This simple potato galette recipe will transform the bland and boring potato into a tasty, elegant potato dish with just five ingredients. Don’t just eat potatoes…dine on potatoes!
After all of the Southern-Style Mustard Potato Salad I’ve been making lately (well, since the first nice day in the Spring…I’ve been killin’ Mr. Saucy with potato salad), I decided it was time for a change of pace. Bless Mr. Saucy’s heart, he does love potatoes, he just isn’t as big a fan of THE potato salad as I am.
His favorite potato dish is mashed potatoes because, of course, he adores gravy. But if I put cheese and some onion in potatoes, like I have for this galette, he’s all over them.

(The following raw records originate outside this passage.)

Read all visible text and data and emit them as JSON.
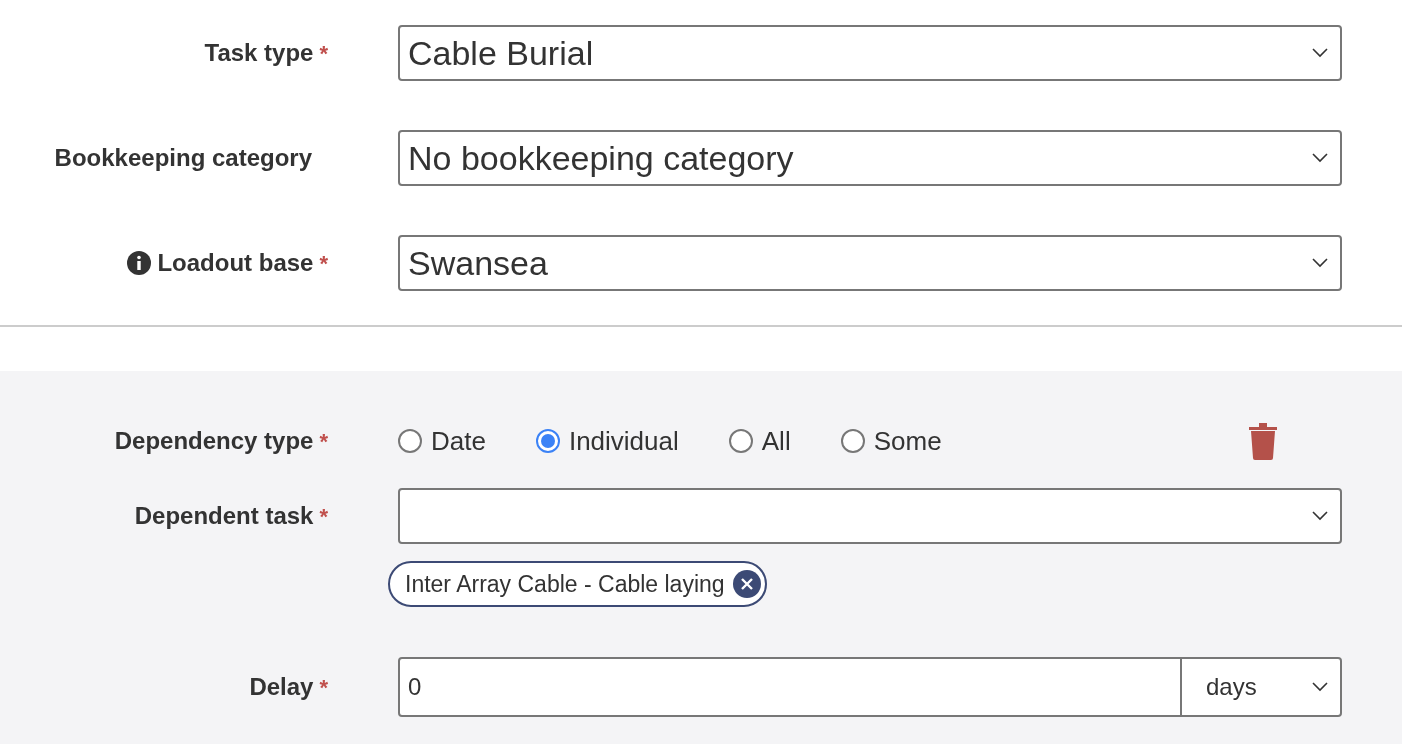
{
  "fields": [
    {
      "label": "Task type",
      "required_mark": "*",
      "info": false,
      "value": "Cable Burial"
    },
    {
      "label": "Bookkeeping category",
      "info": false,
      "value": "No bookkeeping category"
    },
    {
      "label": "Loadout base",
      "required_mark": "*",
      "info": true,
      "value": "Swansea"
    }
  ],
  "dependency": {
    "type_label": "Dependency type",
    "type_mark": "*",
    "options": [
      {
        "label": "Date",
        "selected": false
      },
      {
        "label": "Individual",
        "selected": true
      },
      {
        "label": "All",
        "selected": false
      },
      {
        "label": "Some",
        "selected": false
      }
    ],
    "task_label": "Dependent task",
    "task_mark": "*",
    "chips": [
      "Inter Array Cable - Cable laying"
    ],
    "delay_label": "Delay",
    "delay_mark": "*",
    "delay_value": "0",
    "delay_unit": "days"
  }
}
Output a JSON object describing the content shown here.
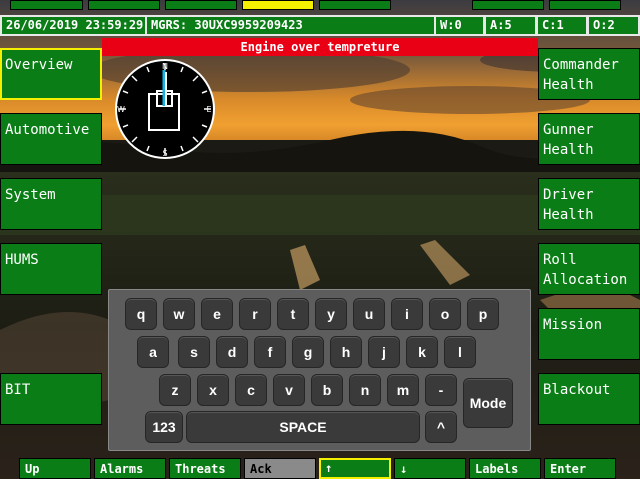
{
  "colors": {
    "button_green": "#0b7d16",
    "selected_border": "#f5ef00",
    "alert_red": "#e90014",
    "ack_grey": "#8a8a8a",
    "keyboard_bg": "#5d5d5d",
    "key_bg": "#3a3a3a"
  },
  "status": {
    "datetime": "26/06/2019 23:59:29",
    "mgrs": "MGRS: 30UXC9959209423",
    "w": "W:0",
    "a": "A:5",
    "c": "C:1",
    "o": "O:2"
  },
  "alert": "Engine over tempreture",
  "compass": {
    "n": "N",
    "e": "E",
    "s": "S",
    "w": "W"
  },
  "left_menu": [
    "Overview",
    "Automotive",
    "System",
    "HUMS",
    "BIT"
  ],
  "right_menu": [
    "Commander Health",
    "Gunner Health",
    "Driver Health",
    "Roll Allocation",
    "Mission",
    "Blackout"
  ],
  "keyboard": {
    "row1": [
      "q",
      "w",
      "e",
      "r",
      "t",
      "y",
      "u",
      "i",
      "o",
      "p"
    ],
    "row2": [
      "a",
      "s",
      "d",
      "f",
      "g",
      "h",
      "j",
      "k",
      "l"
    ],
    "row3": [
      "z",
      "x",
      "c",
      "v",
      "b",
      "n",
      "m",
      "-"
    ],
    "mode": "Mode",
    "numbers": "123",
    "space": "SPACE",
    "caret": "^"
  },
  "bottom_bar": [
    "Up",
    "Alarms",
    "Threats",
    "Ack",
    "↑",
    "↓",
    "Labels",
    "Enter"
  ]
}
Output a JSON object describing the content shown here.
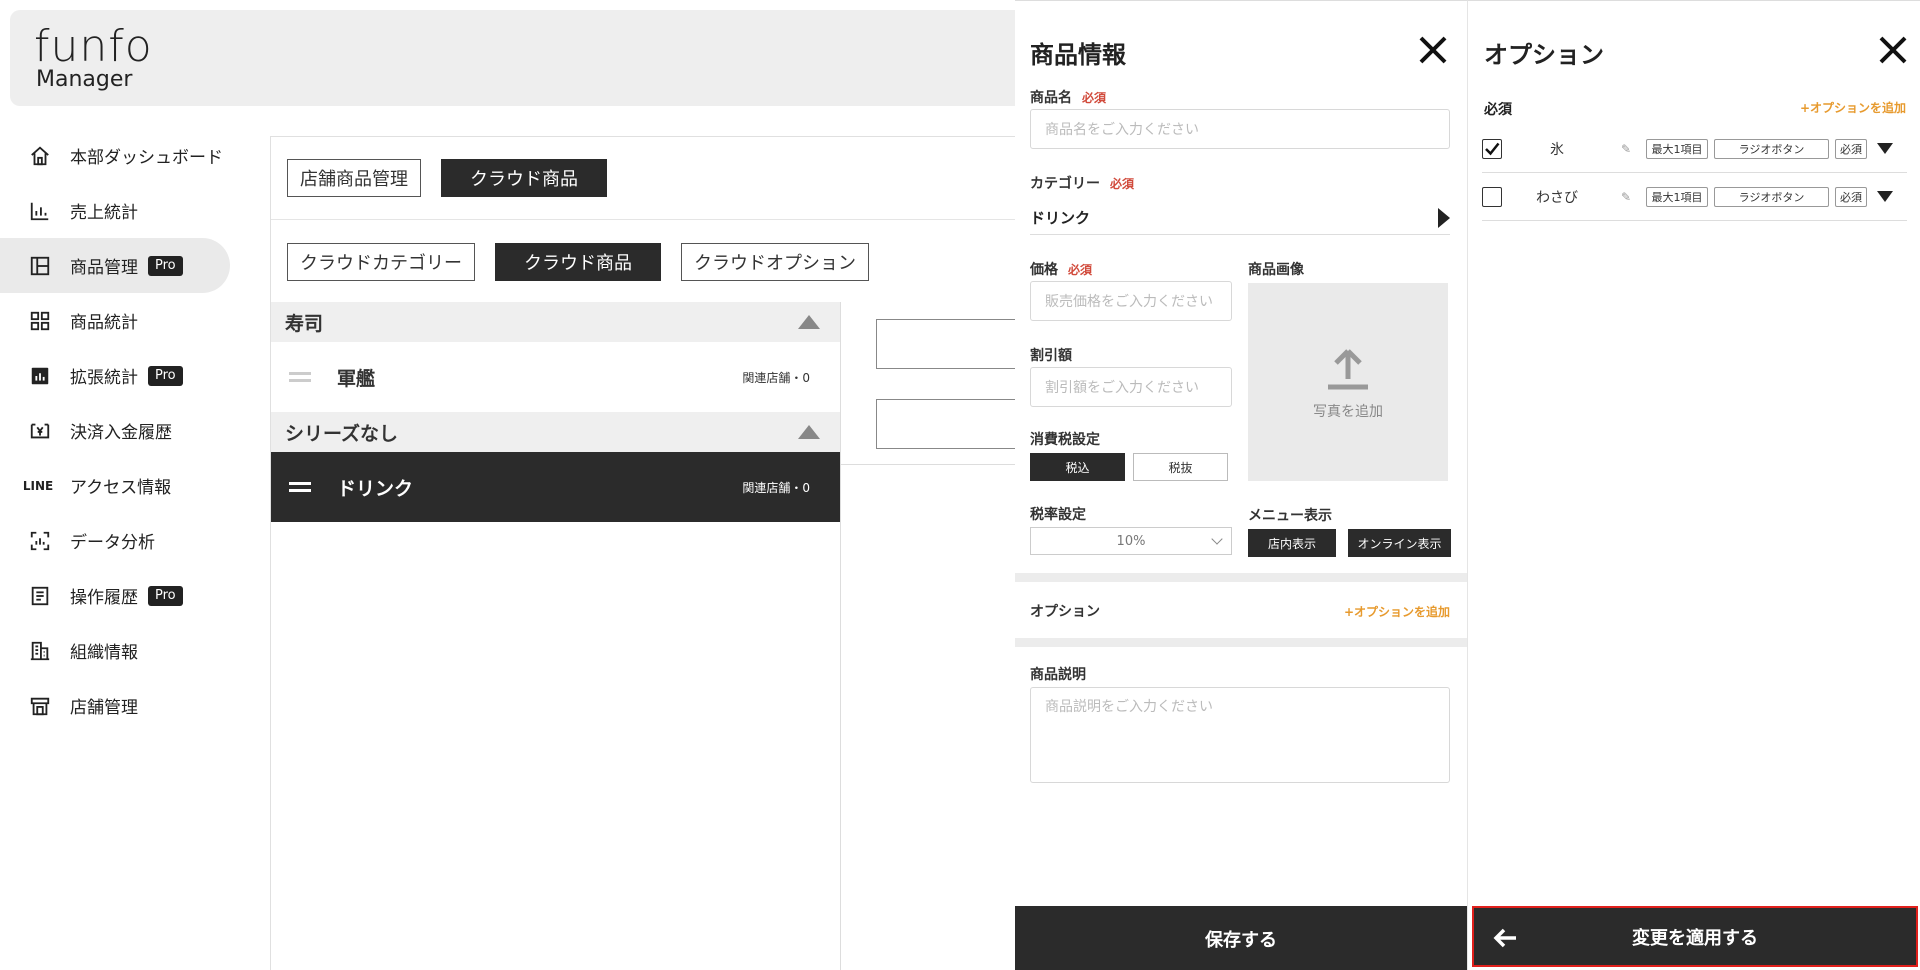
{
  "app": {
    "logo_line1": "funfo",
    "logo_line2": "Manager"
  },
  "sidebar": {
    "items": [
      {
        "label": "本部ダッシュボード",
        "icon": "home-icon",
        "pro": ""
      },
      {
        "label": "売上統計",
        "icon": "bar-chart-icon",
        "pro": ""
      },
      {
        "label": "商品管理",
        "icon": "layout-icon",
        "pro": "Pro"
      },
      {
        "label": "商品統計",
        "icon": "grid-icon",
        "pro": ""
      },
      {
        "label": "拡張統計",
        "icon": "chart-box-icon",
        "pro": "Pro"
      },
      {
        "label": "決済入金履歴",
        "icon": "money-icon",
        "pro": ""
      },
      {
        "label": "アクセス情報",
        "icon": "line-icon",
        "pro": "",
        "icon_text": "LINE"
      },
      {
        "label": "データ分析",
        "icon": "scan-icon",
        "pro": ""
      },
      {
        "label": "操作履歴",
        "icon": "list-icon",
        "pro": "Pro"
      },
      {
        "label": "組織情報",
        "icon": "building-icon",
        "pro": ""
      },
      {
        "label": "店舗管理",
        "icon": "store-icon",
        "pro": ""
      }
    ]
  },
  "main": {
    "top_tabs": [
      "店舗商品管理",
      "クラウド商品"
    ],
    "sub_tabs": [
      "クラウドカテゴリー",
      "クラウド商品",
      "クラウドオプション"
    ],
    "groups": [
      {
        "name": "寿司",
        "rows": [
          {
            "name": "軍艦",
            "meta": "関連店舗・0"
          }
        ]
      },
      {
        "name": "シリーズなし",
        "rows": [
          {
            "name": "ドリンク",
            "meta": "関連店舗・0"
          }
        ]
      }
    ]
  },
  "product_panel": {
    "title": "商品情報",
    "required": "必須",
    "name_label": "商品名",
    "name_placeholder": "商品名をご入力ください",
    "category_label": "カテゴリー",
    "category_value": "ドリンク",
    "price_label": "価格",
    "price_placeholder": "販売価格をご入力ください",
    "discount_label": "割引額",
    "discount_placeholder": "割引額をご入力ください",
    "tax_label": "消費税設定",
    "tax_options": [
      "税込",
      "税抜"
    ],
    "rate_label": "税率設定",
    "rate_value": "10%",
    "image_label": "商品画像",
    "image_add": "写真を追加",
    "menu_label": "メニュー表示",
    "menu_options": [
      "店内表示",
      "オンライン表示"
    ],
    "option_label": "オプション",
    "option_add": "+オプションを追加",
    "desc_label": "商品説明",
    "desc_placeholder": "商品説明をご入力ください",
    "save": "保存する"
  },
  "option_panel": {
    "title": "オプション",
    "required": "必須",
    "add": "+オプションを追加",
    "items": [
      {
        "name": "氷",
        "checked": true,
        "max": "最大1項目",
        "type": "ラジオボタン",
        "req": "必須"
      },
      {
        "name": "わさび",
        "checked": false,
        "max": "最大1項目",
        "type": "ラジオボタン",
        "req": "必須"
      }
    ],
    "apply": "変更を適用する"
  },
  "colors": {
    "dark": "#2b2b2b",
    "required_red": "#d14a3b",
    "accent_orange": "#e79a2e",
    "highlight_red": "#e0201c"
  }
}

The night I made the galette pictured above, I was wanting something simple, elegant and rustic; I love that combination. Elegant simplicity…it’s how I love to live.
I’ll tell you a story about that…Mr. Saucy and I hadn’t been married long and I went to Knoxville for a day of browsing with my good friend, Pat. One of our stops was at an art gallery near the World’s Fair site; it was located in an old house. When we walked in the door, above the fireplace of this gallery, in the room that was once the living room, there was a painting. As soon as I saw it, for the first time ever, I fell in love with a piece of art.
The painting was a watercolor of some Paperwhites in a verdigris bucket and the background was old barn wood. It screamed elegant simplicity. It spoke to me. I couldn’t get it out of my mind. So, I told Mr. Saucy about the painting and he encouraged me to go back and buy it. I hesitated to do that…it was kind of pricey, but I really couldn’t forget that painting.
So, on a subsequent trip to Knoxville and on Mr. Saucy’s urging, Pat and I went back to that gallery for me to make the purchase. We walked into the gallery and, coincidentally enough, the artist of that particular painting was there. But the painting wasn’t. I practically ran through the rooms of the house/gallery looking for it…maybe they’d just moved it! Finally, I asked the artist about it. She said it had sold. I’ll never forget how crushed I was. I was just devastated. I cried. Real tears. I was distraught (Moaning Myrtle voice).
Long story short: the painting WAS purchased. Mr. Saucy purchased it; he surprised me with it at Christmas…months later. He’d hid it at Pat’s house. I could have killed her…after I cried with delight. To be fair, it almost did kill her when she saw how upset I was that it was gone (she’s really good at keeping secrets, though). That painting symbolized to me everything I wanted our new life together to be…simple, elegant, rustic and filled with love.
And that brings me back to this potato dish. It is all of those things. And you can eat it. And, it’s only five ingredients. They are:
- Gruyère cheese (or swiss)
I used Gruyère cheese, but you could certainly use any cheese you like. The pinch of nutmeg enhances the nutty flavour of the cheese in the potatoes, so do use it. Fresh chopped rosemary is a natural with potatoes and one of my favourite herbs. They all come together beautifully to create this wonderful potato galette.
So, don’t just eat potatoes! Give them an elegant, rustic makeover and dine on potatoes.
p.s.: Here’s the painting, in case you’re curious:
- 1 pound potatoes (I used Yukon Golds), washed, skins on, sliced ¼ inch thick
- 2 tablespoons olive oil
- 1 cup Gruyère cheese (or your preference), grated
- ½ medium onion, peeled, cut in half length-wise, sliced thin along the length (half-moon crescents-this should be about 1 cup)
- 1 tablespoon fresh rosemary, minced
- pinch of nutmeg
- salt and ground black pepper, to taste
- Preheat the oven to 400° F.
- In a medium-sized bowl, toss the sliced potatoes with the olive oil.
- Drain the excess olive oil into an oven-proof skillet to coat the bottom and sides.
- Arrange half of the potatoes in the bottom of the skillet, overlapping the slices.
- Sprinkle the cheese, onion, half of the rosemary, nutmeg and salt and pepper over the potatoes.
- Layer the remaining potatoes on top, overlapping the slices.
- Add salt and pepper and the remaining rosemary.
- Take a second, heavy skillet (I used one of my iron skillets) and place it on top of the first (I used a layer of foil between the potatoes and the bottom of the second skillet). This presses down the potatoes and firms the shape you've arranged...so if you don't have an iron skillet, just put something oven-proof and heavy on top.
- Place the skillets into the oven.
- After 20 minutes, remove the weight skillet from the top of the potatoes.
- Using another oven-proof pan of the same size as the bottom skillet (or slightly larger-I used a rimmed plate), hold the plate over the top of the bottom skillet and turn it, flipping the potatoes out to the second dish.
- This is a little tricky, and your overlapped potatoes may not turn perfectly, but it's rustic...so it doesn't matter.
- Place the turned potatoes back in the oven for another 20 minutes, or until the edges are browned and crispy.
- Remove from the oven and serve hot, cut in wedges.